Apple CEO Steve Jobs came up with a two-part solution. Part 1: There is no problem. Part 2: Even though there is no problem, we’re going to give everyone a free case, which should insulate the antenna and prevent the interference that we just told you isn’t actually occurring. But if you’re still not happy, you can give back the phone for a full refund. Jobs’s snotty tone made it clear that he was pretty fed up with all the whining about a problem that he says doesn’t exist.
This is classic Apple behavior. No matter what the whole world can see with its own eyes, just keep saying that it isn’t true, and maybe, eventually, everyone will believe you. By refusing to acknowledge the problem, Jobs just reinforced the image of Apple as a company that is in deep denial and unable to admit a mistake—a company that has for so long been able to bend reality to suit its needs that it now has lost touch with reality itself.
The truth is, Apple needs to get on Verizon, and fast, or it risks losing customers to Android. If Verizon gets the iPhone, I’d expect a huge exodus from AT&T. Which probably explains some of AT&T’s recent behavior. With the release of iPhone 4, AT&T made an unusual offer to current owners of iPhones, telling them that even if their contracts weren’t close to being over, they could still push up their expiration date and upgrade to the iPhone 4—as long as they signed a new two-year contract.
Many people jumped on that offer, and some even viewed it as a case of AT&T being generous. Um, not likely. More likely it’s that AT&T knows its exclusive lock on iPhone is coming to an end, and so it sought to lock in as many iPhone users before the deal with Verizon happens.
To those folks who waited in line for hours and hours to take advantage of AT&T’s “generous” offer, I can only offer my condolences and point out that, given AT&T’s past behavior, you should have known better.
Today’s Apple event marks an important tipping point – it marks the point where Android starts to surge past Apple the way Windows surged past Apple in personal computers back in the 1990s. Moreover, I also believe that Jobs knows this, and doesn’t care. I think he’d rather have a small share of the market where he can exert complete control and create beautiful products that look exactly the way he wants them to look. Thus we have the new iPhone 4, which will cost a little more but will have pretty icons, pretty ads, and a cool video chat feature that only works if the person you’re talking to has the same Apple phone that you do. If you want to buy into Apple’s world, and you can deal with AT&T as your carrier, you’ll probably be very happy.
The most telling thing to me was Google’s tone toward Apple at the event. Instead of pretending to still be an Apple ally, Google today basically threw down the gantlet and admitted that it’s engaged in total war with Apple.

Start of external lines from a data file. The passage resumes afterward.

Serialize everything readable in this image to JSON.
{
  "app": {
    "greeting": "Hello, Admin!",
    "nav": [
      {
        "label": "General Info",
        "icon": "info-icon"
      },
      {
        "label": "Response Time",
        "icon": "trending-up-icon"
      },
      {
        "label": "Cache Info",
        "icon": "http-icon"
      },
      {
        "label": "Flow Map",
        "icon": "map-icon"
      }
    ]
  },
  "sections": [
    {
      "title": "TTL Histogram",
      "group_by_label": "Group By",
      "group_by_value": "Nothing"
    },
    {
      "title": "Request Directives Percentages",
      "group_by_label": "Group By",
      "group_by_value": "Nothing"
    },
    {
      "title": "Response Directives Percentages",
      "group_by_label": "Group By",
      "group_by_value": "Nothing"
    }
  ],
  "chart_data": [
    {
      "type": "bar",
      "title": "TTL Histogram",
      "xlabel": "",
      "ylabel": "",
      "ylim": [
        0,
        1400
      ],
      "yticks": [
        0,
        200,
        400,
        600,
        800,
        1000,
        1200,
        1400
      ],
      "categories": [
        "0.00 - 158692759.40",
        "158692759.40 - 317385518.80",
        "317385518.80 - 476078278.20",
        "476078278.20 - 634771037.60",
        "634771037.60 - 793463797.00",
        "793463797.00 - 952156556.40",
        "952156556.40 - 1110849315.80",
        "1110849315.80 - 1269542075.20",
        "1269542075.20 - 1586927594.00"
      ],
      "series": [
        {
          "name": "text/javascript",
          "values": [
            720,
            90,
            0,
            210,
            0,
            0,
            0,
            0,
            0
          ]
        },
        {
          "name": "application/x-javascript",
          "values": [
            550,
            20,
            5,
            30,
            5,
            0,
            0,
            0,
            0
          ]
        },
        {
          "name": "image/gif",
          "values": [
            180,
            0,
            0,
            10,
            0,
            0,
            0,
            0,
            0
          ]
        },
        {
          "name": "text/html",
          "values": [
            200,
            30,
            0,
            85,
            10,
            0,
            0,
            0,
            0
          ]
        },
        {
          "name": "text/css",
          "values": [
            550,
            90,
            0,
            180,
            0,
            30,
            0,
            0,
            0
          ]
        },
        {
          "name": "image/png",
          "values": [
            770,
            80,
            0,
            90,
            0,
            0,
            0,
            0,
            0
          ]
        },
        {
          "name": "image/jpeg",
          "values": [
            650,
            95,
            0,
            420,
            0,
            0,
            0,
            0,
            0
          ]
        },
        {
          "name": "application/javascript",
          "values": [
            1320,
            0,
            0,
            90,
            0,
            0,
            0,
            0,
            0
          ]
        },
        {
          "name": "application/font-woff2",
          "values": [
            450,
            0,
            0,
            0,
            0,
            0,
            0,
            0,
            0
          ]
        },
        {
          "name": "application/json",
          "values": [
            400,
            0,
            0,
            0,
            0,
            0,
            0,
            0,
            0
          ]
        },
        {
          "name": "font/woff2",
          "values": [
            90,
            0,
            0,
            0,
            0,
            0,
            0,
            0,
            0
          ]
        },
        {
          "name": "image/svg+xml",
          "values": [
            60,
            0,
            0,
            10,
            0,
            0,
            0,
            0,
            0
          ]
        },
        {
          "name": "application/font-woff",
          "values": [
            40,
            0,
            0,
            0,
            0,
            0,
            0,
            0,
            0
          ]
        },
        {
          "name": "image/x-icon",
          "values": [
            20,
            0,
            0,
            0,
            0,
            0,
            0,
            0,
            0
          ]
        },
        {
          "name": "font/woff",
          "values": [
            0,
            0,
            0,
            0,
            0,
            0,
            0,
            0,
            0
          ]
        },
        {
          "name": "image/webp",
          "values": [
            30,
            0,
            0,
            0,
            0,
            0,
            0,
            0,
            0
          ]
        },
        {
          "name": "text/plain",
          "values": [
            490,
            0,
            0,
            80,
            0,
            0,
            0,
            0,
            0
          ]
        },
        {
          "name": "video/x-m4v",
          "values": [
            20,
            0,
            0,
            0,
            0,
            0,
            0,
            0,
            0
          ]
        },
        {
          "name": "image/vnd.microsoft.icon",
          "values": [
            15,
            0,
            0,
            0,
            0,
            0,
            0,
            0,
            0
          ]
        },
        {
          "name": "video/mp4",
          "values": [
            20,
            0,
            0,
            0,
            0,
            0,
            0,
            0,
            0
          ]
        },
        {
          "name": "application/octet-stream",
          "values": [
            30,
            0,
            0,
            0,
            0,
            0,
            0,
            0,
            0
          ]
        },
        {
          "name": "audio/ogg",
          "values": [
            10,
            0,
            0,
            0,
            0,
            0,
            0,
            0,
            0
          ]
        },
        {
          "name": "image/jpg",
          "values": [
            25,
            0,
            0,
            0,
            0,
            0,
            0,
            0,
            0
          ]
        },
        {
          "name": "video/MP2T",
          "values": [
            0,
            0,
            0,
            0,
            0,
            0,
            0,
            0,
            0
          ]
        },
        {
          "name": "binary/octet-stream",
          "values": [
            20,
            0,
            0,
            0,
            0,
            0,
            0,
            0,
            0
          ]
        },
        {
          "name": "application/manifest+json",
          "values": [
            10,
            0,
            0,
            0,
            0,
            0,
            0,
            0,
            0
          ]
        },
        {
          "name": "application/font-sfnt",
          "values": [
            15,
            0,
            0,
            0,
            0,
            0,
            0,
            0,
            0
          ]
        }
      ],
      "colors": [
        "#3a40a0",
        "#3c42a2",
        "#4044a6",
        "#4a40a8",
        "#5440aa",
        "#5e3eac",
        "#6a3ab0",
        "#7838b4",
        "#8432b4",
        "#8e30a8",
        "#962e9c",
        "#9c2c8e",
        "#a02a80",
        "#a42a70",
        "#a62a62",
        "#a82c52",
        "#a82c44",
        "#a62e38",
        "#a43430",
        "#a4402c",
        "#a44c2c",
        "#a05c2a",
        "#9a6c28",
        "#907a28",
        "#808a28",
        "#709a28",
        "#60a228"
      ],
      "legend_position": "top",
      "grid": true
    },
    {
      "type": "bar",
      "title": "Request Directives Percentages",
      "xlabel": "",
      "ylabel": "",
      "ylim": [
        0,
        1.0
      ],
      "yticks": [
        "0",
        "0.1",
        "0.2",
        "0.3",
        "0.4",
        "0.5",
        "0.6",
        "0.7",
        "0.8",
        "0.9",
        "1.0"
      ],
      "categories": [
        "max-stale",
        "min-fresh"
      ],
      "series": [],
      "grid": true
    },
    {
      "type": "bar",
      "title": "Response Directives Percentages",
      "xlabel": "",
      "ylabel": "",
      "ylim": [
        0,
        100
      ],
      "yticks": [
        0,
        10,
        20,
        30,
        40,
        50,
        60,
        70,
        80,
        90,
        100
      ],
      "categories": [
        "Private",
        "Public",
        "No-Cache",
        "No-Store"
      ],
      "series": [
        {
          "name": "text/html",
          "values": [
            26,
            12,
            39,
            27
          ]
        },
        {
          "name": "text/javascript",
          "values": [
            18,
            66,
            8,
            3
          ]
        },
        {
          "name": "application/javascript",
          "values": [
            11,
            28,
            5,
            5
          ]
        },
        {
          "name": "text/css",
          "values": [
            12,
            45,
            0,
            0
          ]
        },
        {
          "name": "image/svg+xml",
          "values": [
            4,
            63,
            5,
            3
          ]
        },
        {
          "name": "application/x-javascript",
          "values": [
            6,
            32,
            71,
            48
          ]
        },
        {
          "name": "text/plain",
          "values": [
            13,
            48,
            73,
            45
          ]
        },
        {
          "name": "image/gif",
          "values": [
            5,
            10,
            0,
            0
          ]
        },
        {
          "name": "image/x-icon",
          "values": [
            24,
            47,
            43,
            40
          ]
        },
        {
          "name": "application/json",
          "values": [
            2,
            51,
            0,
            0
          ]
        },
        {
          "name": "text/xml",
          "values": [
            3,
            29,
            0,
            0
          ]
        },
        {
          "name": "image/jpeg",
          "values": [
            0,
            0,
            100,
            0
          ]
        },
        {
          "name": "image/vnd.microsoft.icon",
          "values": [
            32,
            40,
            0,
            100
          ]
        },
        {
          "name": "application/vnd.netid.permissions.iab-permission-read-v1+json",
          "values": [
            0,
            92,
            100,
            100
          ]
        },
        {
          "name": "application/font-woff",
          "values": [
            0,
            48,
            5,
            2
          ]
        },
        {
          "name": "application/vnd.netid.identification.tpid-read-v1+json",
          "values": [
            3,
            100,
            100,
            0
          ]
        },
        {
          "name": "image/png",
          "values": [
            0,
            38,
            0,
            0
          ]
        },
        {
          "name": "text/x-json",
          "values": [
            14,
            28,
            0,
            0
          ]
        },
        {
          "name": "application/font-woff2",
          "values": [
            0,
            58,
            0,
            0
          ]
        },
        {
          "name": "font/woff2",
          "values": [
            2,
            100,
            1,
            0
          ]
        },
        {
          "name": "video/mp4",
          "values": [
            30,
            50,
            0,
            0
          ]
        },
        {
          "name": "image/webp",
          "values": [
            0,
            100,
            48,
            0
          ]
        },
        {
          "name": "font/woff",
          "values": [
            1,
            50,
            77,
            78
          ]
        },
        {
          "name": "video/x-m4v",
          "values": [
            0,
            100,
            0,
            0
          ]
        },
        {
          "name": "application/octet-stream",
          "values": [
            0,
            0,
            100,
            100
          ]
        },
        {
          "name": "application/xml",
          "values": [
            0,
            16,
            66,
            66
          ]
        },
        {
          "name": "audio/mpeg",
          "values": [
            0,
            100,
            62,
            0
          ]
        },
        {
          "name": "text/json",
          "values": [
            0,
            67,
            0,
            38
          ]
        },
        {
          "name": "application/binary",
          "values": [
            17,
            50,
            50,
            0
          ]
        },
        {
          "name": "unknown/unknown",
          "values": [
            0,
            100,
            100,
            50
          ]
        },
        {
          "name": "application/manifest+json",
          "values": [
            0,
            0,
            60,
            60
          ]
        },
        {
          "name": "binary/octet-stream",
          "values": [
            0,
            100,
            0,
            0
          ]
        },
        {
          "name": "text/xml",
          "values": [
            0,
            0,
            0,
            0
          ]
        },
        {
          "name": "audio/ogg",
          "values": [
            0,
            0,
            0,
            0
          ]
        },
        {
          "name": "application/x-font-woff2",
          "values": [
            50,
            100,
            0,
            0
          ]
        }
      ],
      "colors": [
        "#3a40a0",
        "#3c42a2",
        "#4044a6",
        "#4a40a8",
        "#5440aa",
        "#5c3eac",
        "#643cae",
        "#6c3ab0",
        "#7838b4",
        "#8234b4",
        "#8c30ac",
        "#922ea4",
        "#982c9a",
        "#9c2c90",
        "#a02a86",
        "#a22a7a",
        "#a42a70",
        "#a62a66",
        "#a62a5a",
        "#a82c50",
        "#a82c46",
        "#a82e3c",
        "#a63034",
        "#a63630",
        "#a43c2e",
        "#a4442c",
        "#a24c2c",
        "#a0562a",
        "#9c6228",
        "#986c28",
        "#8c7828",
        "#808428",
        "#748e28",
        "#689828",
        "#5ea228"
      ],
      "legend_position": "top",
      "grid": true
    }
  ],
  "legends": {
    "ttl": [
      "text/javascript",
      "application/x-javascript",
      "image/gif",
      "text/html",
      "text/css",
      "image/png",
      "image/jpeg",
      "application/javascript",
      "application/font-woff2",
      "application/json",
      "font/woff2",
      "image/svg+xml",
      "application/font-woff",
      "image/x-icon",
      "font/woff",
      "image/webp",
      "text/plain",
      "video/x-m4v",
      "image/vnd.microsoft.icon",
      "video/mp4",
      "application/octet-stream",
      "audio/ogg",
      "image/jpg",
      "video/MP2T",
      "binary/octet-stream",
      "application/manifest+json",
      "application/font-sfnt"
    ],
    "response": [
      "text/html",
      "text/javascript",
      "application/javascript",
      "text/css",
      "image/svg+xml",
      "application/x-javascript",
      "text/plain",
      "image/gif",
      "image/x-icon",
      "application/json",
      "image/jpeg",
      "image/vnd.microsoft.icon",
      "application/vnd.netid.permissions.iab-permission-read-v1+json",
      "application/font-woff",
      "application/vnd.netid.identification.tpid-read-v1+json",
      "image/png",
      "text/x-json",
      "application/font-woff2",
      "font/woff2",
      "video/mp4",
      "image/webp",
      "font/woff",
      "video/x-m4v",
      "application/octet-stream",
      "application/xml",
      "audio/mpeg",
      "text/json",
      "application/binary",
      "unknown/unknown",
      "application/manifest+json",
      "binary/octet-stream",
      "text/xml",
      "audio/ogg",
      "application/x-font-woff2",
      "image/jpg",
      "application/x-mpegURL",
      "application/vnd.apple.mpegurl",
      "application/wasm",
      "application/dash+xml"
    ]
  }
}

And unlike other Apple rivals, like Adobe, Google execs weren’t huffing and puffing and wringing their hands about Apple’s bad behavior. No, instead, Google was mocking Apple. Making fun of it. Laughing at it.
The Android OS is already outselling iPhone OS in the United States. Now it’s blowing past Apple in terms of the technology it’s delivering.
Yes, Apple still has a larger installed base. I was a little shocked recently when an Apple spokesbot responded to the news of Android’s outselling iPhone OS by reciting the old chestnut about Apple’s having more phones out there.
I was shocked because it’s a familiar line, one that I’ve heard countless times in my 20-plus years covering technology. But I’ve only ever heard it from companies that are doomed, and in total denial about it.